  private final AudioPlayer player;
  private final AudioTrackScheduler scheduler;
  private final LavaPlayerAudioProvider provider;

  private GuildAudioManager() {
    player = PLAYER_MANAGER.createPlayer();
    scheduler = new AudioTrackScheduler(player);
    provider = new LavaPlayerAudioProvider(player);


  // getters

Finally, we need to connect to the voice channel. After connecting you are given a VoiceConnection object where you can utilize it later to disconnect from the voice channel by calling VoiceConnection#disconnect.
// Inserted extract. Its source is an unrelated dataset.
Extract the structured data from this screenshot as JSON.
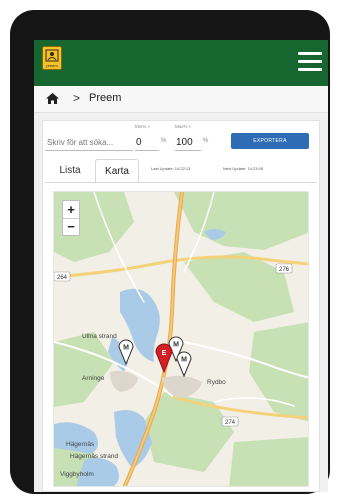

VoiceChannel channel = ...
AudioProvider provider = GuildAudioManager.of(channel.getGuildId()).getProvider();
VoiceConnection connection = channel.join(spec -> spec.setProvider(provider)).block();

// In the AudioLoadResultHandler, add AudioTrack instances to the AudioTrackScheduler (and send notifications to users)
PLAYER_MANAGER.loadItem("", new AudioLoadResultHandler() { /* overrides */ })

❌ Disconnecting from a Voice Channel Automatically

Typically, after everyone has left a voice channel, the bot should disconnect automatically as users typically forget to disconnect the bot manually. This problem can be solved rather elegantly using a reactive approach over an imperative one as the example below demonstrates.

VoiceChannel channel = ...
Mono<Void> onDisconnect = channel.join(spec -> { /* TODO Initialize */ })
  .flatMap(connection -> {
    // The bot itself has a VoiceState; 1 VoiceState signals bot is alone
    Publisher<Boolean> voiceStateCounter = channel.getVoiceStates()
      .map(count -> 1L == count);

    // After 10 seconds, check if the bot is alone. This is useful if
    // the bot joined alone, but no one else joined since connecting
    Mono<Void> onDelay = Mono.delay(Duration.ofSeconds(10L))
      .filterWhen(ignored -> voiceStateCounter)

    // As people join and leave `channel`, check if the bot is alone.
    // Note the first filter is not strictly necessary, but it does prevent many unnecessary cache calls
    Mono<Void> onEvent = channel.getClient().getEventDispatcher().on(VoiceStateUpdateEvent.class)
      .filter(event -> event.getOld().flatMap(VoiceState::getChannelId).map(channel.getId()::equals).orElse(false))
      .filterWhen(ignored -> voiceStateCounter)

    // Disconnect the bot if either onDelay or onEvent are completed!
    return Mono.first(onDelay, onEvent).then(connection.disconnect());